Across the highway you can browse for collectibles and perhaps find a priceless piece of antiquity at the Williamsburg Antique Mall, 500 Lightfoot Rd. (tel. 757/565-3422; www.antiqueswilliamsburg.com), with 45,000 square feet of dealer space. It's open Monday through Saturday 10am to 6pm, Sunday noon to 5pm.
Continue west 1 1/2 miles on U.S. 60, and you'll come to the Williamsburg Doll Factory (tel. 757/564-9703; www.dollfactory.com), with limited-edition porcelain collector's dolls. You can observe the doll-making process and buy parts to make your own. Other items available are stuffed animals, dollhouses and miniatures, clowns, and books on dolls. It's open Monday through Saturday 9am to 5pm, Sunday 10am to 4pm.
On the Wine Trail
In 1623, the Jamestown settlers were required to plant "20 vines for every male in the family above the age of 20." By doing so, it was thought, the fledgling colony would develop a profitable wine industry. As it turned out, the profitable industry was tobacco, not grapes, and winemaking never took off.

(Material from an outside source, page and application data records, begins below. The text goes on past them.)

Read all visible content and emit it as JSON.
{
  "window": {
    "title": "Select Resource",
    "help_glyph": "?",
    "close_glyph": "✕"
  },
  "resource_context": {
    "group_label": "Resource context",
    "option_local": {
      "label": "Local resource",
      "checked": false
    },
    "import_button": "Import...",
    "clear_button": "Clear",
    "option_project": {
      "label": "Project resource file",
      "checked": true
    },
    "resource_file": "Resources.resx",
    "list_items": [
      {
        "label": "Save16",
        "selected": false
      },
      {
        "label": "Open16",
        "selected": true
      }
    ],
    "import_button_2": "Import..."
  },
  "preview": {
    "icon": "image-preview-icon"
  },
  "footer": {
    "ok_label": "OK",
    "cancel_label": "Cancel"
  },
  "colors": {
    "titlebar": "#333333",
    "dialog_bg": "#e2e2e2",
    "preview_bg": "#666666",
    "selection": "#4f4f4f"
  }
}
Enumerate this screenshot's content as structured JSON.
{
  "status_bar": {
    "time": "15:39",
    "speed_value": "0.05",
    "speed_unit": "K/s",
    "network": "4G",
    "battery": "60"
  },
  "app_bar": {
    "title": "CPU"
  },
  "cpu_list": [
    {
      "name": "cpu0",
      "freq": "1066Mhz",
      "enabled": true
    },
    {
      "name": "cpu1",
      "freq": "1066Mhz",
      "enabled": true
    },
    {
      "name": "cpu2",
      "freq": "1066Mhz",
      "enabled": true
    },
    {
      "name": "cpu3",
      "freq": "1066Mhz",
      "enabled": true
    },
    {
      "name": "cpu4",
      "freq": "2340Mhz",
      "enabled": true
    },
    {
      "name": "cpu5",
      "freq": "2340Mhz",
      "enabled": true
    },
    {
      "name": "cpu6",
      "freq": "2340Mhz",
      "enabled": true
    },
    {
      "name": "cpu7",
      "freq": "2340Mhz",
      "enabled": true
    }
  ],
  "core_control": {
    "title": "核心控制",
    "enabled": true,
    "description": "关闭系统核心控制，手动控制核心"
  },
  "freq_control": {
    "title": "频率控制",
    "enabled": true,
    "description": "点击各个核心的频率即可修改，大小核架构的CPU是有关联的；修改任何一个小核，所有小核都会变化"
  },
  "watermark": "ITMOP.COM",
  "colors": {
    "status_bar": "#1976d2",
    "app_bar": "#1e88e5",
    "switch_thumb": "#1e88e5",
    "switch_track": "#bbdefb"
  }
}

Until the 1980s, that is, when the Williamsburg Winery, 5800 Wessex Hundred (tel. 757/229-0999; www.williamsburgwinery.com), Virginia's first modern vineyard, proved that good grapes could be grown on the Peninsula. Wine Spectator magazine's critics have twice cited its vintages for excellence. Its Governor's White is the most widely purchased of Virginia's wine, although you may find the John Adlum blended chardonnay much better. Tastings and 45-minute tours cost $8 per person.
Time your visit to have a bite of lunch along with your Two Shilling Red in the winery's Gabriel Archer Tavern. Freshly baked French bread accompanies interesting salads, sandwiches. It's reasonably priced, too, with lunch items running $8 to $13, dinner main courses $10 to $20.
The winery is open Monday through Saturday 10am to 5pm, Sunday 11am to 5pm (Apr-Oct daily to 6pm). The tavern serves lunch Monday to Friday, dinner Thursday through Monday. From the Historic Area, take Henry Street (Va. 132) south, turn right on Va. 199, left on Brookwood Drive, and another left on Lake Powell Road to the winery.
Note: This information was accurate when it was published, but can change without notice. Please be sure to confirm all rates and details directly with the companies in question before planning your trip.